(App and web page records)
┌────────
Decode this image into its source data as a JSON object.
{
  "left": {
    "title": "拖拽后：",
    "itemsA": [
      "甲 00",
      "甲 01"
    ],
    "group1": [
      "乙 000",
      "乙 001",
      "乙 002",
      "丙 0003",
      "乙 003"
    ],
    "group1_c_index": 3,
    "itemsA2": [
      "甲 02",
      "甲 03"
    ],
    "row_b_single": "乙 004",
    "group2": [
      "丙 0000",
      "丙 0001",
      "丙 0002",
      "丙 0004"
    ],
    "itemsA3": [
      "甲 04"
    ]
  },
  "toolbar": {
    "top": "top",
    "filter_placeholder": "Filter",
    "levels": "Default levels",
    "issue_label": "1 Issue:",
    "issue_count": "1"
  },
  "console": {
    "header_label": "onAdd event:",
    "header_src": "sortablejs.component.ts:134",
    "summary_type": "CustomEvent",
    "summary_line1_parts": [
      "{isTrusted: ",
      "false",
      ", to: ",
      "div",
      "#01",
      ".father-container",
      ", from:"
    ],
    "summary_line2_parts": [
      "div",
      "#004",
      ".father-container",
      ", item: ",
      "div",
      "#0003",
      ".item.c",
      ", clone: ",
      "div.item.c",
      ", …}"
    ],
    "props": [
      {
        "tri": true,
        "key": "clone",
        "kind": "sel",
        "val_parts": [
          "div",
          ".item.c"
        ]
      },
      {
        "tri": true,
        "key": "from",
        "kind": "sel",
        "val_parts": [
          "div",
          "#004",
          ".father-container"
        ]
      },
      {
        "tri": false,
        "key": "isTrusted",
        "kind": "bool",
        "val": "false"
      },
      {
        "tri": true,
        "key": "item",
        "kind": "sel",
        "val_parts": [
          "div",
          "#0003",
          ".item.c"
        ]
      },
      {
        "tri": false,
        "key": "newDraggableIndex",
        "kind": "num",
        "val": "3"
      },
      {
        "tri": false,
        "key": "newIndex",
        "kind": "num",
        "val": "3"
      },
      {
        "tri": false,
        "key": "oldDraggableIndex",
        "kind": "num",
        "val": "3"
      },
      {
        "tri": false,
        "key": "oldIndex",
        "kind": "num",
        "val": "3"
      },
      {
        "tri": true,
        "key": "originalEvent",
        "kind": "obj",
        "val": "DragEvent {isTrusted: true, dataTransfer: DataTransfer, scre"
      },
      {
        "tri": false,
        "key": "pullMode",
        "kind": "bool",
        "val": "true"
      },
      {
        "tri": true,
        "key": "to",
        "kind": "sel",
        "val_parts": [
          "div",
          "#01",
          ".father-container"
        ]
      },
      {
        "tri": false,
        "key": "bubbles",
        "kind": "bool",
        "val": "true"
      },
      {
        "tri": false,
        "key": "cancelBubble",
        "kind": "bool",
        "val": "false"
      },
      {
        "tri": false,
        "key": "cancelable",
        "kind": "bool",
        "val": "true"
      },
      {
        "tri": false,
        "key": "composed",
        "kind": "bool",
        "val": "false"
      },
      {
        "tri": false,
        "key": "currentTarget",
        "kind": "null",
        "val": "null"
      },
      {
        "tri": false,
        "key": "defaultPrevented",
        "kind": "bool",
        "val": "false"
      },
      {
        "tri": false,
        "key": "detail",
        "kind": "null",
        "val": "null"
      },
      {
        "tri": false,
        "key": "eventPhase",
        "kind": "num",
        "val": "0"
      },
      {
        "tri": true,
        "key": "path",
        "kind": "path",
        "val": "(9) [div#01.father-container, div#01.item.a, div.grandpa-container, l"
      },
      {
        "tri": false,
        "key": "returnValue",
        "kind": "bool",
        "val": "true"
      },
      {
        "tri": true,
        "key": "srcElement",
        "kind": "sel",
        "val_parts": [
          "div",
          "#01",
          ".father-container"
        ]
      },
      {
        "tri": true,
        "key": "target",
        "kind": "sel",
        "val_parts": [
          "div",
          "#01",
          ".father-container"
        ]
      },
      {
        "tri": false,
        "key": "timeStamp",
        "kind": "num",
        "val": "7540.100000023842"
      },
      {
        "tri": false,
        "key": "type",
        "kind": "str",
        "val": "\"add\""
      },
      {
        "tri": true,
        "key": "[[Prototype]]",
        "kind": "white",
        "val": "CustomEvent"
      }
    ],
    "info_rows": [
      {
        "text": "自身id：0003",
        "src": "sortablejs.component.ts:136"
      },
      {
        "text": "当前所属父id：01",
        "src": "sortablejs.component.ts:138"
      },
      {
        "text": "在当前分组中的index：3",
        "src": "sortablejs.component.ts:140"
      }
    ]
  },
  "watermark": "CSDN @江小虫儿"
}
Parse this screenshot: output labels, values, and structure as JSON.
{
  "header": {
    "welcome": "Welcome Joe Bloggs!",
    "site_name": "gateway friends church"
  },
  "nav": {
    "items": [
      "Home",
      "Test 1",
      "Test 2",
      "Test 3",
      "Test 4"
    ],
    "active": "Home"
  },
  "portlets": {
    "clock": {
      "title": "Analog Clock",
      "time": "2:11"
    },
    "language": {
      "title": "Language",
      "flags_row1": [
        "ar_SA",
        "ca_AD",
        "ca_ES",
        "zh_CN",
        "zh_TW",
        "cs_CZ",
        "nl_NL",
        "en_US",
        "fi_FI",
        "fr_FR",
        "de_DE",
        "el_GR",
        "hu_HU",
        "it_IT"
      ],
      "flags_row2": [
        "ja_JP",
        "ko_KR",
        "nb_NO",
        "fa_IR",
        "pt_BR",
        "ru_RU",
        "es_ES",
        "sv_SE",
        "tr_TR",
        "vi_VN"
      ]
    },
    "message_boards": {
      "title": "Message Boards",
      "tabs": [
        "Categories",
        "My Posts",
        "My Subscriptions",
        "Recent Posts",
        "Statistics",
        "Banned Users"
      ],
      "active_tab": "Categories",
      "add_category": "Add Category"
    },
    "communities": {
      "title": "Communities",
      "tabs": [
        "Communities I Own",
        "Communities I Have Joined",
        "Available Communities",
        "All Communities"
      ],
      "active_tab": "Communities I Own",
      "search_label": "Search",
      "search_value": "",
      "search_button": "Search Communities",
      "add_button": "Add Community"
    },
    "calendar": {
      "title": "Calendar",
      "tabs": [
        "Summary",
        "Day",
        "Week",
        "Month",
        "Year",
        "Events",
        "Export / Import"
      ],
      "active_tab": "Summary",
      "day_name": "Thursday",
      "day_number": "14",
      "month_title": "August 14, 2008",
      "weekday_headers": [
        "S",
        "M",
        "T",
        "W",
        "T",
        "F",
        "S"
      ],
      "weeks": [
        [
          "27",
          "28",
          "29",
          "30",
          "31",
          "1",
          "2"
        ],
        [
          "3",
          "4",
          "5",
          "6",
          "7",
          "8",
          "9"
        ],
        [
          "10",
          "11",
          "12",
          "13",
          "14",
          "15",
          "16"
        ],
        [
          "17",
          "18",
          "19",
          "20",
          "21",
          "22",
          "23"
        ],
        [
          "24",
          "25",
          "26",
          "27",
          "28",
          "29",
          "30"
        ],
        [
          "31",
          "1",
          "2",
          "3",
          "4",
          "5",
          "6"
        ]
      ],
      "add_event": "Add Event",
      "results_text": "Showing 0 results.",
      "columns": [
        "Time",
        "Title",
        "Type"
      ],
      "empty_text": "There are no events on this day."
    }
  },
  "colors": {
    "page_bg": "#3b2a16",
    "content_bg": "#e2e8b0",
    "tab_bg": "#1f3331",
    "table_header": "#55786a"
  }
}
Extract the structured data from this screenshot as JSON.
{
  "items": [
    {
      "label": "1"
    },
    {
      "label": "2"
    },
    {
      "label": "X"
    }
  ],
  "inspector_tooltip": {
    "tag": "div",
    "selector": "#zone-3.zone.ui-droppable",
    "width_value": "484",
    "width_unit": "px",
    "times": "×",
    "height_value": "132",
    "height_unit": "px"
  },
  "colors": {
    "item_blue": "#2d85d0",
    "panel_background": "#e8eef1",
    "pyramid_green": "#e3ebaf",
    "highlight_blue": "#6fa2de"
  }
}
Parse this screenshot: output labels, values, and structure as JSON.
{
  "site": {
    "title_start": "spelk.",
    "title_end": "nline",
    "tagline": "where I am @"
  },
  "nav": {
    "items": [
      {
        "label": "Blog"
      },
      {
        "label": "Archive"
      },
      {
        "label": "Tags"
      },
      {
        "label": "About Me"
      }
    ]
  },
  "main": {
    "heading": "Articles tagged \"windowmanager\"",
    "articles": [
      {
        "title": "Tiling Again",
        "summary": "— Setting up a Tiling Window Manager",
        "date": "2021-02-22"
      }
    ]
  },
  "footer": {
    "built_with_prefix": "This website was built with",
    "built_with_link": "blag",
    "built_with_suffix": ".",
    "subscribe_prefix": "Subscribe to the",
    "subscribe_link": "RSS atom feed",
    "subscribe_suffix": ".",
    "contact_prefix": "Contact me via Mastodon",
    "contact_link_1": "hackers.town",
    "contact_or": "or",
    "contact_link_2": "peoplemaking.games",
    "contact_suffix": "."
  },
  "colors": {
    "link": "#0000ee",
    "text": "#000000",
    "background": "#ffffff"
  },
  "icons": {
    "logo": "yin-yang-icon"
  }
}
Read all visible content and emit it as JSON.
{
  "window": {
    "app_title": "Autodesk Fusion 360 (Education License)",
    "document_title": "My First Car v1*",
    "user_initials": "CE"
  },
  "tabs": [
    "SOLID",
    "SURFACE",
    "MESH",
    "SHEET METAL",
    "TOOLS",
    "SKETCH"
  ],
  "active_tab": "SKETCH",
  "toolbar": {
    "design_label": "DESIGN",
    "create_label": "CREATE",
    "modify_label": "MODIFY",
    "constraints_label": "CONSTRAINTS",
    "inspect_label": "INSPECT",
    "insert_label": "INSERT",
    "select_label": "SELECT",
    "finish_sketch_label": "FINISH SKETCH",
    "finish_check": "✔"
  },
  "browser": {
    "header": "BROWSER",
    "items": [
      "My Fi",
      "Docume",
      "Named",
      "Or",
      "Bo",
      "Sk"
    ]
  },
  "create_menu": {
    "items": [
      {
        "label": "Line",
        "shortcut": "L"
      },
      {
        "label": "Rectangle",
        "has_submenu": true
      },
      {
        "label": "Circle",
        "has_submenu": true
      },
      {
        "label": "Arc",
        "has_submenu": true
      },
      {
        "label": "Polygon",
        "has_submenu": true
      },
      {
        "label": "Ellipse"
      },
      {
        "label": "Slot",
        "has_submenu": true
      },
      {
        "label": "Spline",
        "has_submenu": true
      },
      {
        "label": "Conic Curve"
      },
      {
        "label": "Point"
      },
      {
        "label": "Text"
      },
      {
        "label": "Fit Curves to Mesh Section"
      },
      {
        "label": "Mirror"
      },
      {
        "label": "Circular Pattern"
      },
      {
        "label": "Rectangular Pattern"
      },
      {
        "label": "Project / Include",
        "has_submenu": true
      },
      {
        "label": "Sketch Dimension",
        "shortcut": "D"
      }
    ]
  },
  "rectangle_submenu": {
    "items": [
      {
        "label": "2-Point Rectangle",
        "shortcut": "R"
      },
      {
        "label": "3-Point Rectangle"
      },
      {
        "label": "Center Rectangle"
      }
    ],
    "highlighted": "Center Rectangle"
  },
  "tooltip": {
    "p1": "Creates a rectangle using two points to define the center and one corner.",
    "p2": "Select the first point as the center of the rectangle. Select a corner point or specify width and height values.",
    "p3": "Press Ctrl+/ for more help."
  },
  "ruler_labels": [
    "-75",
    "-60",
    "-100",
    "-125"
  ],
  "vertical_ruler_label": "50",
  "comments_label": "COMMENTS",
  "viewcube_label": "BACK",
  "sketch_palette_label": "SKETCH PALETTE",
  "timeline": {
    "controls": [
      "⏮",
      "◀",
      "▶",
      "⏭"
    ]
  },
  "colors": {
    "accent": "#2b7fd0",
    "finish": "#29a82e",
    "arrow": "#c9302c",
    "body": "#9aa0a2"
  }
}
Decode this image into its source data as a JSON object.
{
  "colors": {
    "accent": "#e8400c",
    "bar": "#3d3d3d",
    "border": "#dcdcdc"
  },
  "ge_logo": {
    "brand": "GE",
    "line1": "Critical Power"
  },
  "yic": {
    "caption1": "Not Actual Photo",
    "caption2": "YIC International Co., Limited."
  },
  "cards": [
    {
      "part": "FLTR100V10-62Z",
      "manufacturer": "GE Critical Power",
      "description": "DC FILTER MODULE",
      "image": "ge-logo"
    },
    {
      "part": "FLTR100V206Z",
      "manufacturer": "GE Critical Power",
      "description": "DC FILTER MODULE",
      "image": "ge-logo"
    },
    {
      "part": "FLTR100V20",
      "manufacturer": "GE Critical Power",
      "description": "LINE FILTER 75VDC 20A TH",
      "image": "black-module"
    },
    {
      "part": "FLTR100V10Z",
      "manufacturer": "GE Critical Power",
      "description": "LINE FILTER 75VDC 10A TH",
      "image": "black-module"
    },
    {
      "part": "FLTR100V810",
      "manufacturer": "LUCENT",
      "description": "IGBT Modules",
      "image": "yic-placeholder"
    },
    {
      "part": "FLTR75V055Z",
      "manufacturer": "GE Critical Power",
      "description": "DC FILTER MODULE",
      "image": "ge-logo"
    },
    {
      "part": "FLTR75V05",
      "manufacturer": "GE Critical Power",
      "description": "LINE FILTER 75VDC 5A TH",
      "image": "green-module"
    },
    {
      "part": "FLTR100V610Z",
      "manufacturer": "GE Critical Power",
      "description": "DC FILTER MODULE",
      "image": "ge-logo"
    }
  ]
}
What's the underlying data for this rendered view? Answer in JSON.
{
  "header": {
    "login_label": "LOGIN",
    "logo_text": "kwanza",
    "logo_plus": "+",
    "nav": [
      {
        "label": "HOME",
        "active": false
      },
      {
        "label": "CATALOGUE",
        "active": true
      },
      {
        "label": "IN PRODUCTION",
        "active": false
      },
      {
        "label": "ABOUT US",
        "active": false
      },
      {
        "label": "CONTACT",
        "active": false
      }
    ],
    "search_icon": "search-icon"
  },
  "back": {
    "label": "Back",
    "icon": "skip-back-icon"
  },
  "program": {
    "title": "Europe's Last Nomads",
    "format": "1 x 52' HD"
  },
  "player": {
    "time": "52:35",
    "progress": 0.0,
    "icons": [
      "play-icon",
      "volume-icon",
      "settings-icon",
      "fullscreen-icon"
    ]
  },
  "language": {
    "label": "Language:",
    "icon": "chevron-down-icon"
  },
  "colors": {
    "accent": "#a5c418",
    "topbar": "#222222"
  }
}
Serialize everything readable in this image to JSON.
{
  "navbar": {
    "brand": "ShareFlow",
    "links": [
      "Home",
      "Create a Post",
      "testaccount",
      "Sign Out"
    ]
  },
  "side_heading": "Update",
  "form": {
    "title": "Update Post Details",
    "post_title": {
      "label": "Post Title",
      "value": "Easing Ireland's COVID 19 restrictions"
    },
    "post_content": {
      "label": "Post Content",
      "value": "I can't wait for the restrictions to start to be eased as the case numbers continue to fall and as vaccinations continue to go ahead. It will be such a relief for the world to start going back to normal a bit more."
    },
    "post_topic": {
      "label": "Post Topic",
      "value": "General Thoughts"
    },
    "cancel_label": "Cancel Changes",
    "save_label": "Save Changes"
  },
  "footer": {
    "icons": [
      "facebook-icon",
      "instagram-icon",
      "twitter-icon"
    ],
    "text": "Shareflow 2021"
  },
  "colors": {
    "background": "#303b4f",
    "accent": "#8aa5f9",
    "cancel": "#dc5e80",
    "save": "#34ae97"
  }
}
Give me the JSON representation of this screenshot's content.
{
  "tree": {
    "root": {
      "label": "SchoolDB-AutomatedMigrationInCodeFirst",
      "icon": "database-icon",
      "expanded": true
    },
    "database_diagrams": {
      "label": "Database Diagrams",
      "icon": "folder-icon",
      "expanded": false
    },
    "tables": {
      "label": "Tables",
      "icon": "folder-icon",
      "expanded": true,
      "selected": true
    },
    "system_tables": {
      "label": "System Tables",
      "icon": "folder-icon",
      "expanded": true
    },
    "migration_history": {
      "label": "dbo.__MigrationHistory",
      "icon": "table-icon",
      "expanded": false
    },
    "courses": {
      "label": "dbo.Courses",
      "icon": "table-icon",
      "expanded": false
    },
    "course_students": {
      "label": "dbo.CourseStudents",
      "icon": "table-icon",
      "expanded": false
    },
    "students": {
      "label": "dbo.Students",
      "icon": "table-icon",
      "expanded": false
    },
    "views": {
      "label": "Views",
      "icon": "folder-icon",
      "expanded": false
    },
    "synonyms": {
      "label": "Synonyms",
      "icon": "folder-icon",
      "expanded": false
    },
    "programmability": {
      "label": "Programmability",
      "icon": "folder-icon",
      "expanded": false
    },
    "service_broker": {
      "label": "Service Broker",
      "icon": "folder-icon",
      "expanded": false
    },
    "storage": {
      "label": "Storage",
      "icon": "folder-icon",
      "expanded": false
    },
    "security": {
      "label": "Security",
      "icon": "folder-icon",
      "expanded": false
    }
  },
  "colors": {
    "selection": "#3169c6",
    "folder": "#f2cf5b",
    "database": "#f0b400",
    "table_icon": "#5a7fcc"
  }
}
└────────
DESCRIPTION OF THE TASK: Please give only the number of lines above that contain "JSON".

OUTPUT: 9